[Opening Input for this task section]

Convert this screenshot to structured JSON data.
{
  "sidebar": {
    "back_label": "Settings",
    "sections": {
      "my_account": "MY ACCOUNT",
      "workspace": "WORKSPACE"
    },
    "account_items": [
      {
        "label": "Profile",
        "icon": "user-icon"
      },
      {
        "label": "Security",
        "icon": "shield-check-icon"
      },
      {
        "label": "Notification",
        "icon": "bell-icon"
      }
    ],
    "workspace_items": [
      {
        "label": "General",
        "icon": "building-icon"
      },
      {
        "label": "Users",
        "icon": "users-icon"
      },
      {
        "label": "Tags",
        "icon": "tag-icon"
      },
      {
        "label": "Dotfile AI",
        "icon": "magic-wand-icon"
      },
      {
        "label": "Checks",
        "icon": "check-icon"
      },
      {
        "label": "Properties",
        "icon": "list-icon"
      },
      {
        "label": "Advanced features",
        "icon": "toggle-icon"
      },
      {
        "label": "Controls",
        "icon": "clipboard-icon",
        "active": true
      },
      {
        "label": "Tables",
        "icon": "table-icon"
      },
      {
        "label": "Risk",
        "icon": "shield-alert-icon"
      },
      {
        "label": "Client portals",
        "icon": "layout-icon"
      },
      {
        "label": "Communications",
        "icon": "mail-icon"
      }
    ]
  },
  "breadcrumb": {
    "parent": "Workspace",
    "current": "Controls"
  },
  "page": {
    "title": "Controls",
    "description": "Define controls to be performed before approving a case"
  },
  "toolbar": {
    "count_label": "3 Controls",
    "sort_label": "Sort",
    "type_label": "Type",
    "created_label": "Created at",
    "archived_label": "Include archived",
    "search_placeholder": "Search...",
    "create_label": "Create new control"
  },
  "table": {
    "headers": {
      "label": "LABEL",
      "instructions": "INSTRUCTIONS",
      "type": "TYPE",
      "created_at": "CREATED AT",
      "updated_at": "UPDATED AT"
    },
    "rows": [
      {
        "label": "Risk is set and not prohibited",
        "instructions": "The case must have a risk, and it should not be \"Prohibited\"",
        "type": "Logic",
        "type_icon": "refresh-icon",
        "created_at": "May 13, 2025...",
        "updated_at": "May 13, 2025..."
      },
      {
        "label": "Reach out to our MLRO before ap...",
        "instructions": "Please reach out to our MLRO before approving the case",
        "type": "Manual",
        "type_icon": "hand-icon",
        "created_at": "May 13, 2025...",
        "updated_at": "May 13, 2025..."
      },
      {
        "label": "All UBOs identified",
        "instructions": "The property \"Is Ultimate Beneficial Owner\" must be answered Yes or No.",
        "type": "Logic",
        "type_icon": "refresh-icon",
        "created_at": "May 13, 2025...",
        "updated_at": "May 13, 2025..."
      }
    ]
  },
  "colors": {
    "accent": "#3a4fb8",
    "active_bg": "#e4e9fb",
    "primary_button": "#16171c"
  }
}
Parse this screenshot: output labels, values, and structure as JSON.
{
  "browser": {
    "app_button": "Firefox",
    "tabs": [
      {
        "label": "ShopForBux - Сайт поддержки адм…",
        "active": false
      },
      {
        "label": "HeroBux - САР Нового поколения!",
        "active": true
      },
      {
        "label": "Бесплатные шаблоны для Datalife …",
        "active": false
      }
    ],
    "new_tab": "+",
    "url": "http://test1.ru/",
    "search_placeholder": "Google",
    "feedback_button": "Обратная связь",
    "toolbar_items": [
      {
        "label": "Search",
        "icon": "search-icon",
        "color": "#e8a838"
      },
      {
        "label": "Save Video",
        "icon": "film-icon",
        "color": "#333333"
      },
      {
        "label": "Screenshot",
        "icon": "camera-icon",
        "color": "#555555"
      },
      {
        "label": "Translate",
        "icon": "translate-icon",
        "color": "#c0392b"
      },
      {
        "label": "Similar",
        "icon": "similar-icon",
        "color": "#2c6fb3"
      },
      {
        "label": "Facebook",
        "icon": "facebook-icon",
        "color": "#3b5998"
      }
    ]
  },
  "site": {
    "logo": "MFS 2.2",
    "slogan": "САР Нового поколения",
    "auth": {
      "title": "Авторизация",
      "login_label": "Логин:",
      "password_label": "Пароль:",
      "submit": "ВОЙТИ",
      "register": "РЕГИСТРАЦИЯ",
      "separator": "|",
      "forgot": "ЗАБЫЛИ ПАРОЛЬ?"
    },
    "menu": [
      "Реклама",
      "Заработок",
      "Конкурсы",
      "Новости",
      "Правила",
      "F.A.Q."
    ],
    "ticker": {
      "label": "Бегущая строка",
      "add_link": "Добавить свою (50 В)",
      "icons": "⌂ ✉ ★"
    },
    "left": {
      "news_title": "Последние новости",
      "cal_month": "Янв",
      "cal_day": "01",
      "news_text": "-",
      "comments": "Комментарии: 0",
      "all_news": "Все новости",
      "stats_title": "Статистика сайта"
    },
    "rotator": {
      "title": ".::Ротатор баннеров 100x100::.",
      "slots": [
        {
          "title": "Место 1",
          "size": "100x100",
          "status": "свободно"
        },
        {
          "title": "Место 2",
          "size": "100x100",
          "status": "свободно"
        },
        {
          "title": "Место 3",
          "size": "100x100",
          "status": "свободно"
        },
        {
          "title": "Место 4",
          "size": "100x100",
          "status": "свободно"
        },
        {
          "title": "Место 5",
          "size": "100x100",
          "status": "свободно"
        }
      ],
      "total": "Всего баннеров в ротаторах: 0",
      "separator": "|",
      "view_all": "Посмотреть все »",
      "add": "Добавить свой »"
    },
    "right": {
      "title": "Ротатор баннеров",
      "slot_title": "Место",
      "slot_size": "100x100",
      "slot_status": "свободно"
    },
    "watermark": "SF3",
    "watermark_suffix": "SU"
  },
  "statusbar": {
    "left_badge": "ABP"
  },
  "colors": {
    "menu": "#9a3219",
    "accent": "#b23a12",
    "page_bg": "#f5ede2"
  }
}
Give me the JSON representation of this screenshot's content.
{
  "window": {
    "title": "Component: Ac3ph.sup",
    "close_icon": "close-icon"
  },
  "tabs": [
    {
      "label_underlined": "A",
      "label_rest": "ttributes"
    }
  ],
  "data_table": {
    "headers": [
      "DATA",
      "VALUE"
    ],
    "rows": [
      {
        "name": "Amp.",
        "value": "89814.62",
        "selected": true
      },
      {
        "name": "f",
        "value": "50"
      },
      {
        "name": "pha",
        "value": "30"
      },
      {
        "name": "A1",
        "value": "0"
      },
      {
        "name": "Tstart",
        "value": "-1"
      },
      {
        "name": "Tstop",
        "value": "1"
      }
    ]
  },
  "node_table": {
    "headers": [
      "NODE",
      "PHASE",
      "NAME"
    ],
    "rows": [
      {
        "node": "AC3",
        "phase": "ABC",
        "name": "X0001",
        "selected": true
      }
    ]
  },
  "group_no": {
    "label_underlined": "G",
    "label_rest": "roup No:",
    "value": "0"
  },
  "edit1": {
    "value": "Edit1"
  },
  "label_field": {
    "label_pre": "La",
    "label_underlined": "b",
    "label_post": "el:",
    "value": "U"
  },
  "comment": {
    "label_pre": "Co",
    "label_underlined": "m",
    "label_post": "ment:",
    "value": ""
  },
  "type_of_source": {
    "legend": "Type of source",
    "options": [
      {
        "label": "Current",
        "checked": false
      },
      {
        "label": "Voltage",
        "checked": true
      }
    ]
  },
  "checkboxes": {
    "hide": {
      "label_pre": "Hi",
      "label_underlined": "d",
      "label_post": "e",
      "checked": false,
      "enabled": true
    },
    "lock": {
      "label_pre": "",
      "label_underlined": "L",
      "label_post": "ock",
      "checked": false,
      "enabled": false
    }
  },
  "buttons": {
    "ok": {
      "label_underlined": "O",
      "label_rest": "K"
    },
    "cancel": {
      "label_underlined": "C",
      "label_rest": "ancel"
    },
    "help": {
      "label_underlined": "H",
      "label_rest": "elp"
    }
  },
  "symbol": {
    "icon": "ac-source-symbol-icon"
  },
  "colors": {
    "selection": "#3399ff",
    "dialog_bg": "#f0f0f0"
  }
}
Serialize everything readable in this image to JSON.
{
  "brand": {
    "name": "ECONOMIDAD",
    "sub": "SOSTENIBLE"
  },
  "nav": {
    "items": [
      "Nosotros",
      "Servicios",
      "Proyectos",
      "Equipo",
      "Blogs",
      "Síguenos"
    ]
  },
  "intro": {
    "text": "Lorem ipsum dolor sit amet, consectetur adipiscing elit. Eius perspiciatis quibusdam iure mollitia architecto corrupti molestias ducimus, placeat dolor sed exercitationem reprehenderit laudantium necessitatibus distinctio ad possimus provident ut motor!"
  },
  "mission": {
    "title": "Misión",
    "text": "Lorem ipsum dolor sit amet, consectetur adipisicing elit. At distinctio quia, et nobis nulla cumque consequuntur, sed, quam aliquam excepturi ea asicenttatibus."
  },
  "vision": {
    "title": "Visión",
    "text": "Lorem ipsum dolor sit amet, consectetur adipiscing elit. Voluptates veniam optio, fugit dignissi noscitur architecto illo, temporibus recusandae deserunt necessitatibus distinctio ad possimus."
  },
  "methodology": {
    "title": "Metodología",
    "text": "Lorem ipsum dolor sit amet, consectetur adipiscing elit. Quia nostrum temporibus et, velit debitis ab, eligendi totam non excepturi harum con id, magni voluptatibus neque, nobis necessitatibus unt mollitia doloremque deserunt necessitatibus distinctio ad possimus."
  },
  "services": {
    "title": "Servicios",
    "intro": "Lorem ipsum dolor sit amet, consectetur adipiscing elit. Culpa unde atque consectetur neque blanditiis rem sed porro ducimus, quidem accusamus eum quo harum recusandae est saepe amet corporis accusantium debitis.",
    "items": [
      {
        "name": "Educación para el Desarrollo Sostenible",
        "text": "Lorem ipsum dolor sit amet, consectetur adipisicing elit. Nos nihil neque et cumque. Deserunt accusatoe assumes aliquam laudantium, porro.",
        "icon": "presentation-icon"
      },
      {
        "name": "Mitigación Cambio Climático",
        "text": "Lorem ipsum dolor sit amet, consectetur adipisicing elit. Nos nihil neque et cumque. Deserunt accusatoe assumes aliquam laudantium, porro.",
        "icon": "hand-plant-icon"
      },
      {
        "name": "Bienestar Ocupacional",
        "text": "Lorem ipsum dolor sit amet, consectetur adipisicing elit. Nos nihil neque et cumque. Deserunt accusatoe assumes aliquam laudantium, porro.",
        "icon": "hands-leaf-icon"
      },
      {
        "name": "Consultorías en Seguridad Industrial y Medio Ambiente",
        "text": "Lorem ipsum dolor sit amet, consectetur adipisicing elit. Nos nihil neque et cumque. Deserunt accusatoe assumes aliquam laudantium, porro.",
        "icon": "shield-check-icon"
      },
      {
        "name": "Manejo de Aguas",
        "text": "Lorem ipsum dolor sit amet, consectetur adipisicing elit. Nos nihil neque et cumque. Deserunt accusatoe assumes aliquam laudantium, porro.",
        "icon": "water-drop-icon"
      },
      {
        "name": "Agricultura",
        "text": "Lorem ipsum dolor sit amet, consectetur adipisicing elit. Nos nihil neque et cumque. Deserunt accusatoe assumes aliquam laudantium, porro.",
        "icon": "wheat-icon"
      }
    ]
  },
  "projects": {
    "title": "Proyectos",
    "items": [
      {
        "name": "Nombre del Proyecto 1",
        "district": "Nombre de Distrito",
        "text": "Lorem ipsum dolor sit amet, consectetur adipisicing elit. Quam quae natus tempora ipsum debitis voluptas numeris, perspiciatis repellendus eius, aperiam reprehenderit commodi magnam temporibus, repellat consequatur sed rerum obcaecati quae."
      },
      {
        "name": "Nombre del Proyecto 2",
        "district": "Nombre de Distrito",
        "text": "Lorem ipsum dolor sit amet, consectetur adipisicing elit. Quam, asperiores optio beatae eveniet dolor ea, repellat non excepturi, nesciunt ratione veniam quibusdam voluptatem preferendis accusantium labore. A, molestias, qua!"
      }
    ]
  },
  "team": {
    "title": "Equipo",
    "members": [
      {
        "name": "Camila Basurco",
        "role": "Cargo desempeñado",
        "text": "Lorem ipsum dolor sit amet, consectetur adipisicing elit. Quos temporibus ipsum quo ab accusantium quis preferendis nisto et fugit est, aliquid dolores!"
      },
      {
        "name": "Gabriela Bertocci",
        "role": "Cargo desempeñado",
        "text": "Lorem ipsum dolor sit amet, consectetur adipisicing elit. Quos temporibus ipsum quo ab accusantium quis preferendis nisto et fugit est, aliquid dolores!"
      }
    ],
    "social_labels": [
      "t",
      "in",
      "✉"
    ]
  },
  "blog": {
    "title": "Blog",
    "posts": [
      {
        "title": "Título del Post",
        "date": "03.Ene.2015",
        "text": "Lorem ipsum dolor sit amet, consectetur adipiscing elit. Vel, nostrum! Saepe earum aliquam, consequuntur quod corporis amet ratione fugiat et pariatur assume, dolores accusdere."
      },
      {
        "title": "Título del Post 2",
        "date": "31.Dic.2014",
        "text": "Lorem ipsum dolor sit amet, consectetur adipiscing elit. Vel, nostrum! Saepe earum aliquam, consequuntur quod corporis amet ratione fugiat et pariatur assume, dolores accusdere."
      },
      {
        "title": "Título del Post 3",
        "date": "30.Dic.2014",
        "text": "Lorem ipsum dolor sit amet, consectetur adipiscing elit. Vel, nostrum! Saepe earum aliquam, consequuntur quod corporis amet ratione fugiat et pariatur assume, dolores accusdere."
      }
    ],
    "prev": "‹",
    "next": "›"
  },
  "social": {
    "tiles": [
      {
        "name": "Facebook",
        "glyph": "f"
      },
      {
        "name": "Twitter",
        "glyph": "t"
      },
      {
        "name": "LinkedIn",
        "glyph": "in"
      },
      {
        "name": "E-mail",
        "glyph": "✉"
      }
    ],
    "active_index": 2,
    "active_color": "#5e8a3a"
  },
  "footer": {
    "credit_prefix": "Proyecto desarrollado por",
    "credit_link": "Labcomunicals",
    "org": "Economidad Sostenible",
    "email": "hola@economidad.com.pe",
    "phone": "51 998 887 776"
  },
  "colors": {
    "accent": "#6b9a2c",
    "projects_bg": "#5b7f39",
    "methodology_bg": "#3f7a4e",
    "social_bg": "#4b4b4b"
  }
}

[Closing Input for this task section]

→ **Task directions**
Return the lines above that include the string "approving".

→ **Solution to this exercise**
    "description": "Define controls to be performed before approving a case"
        "instructions": "Please reach out to our MLRO before approving the case",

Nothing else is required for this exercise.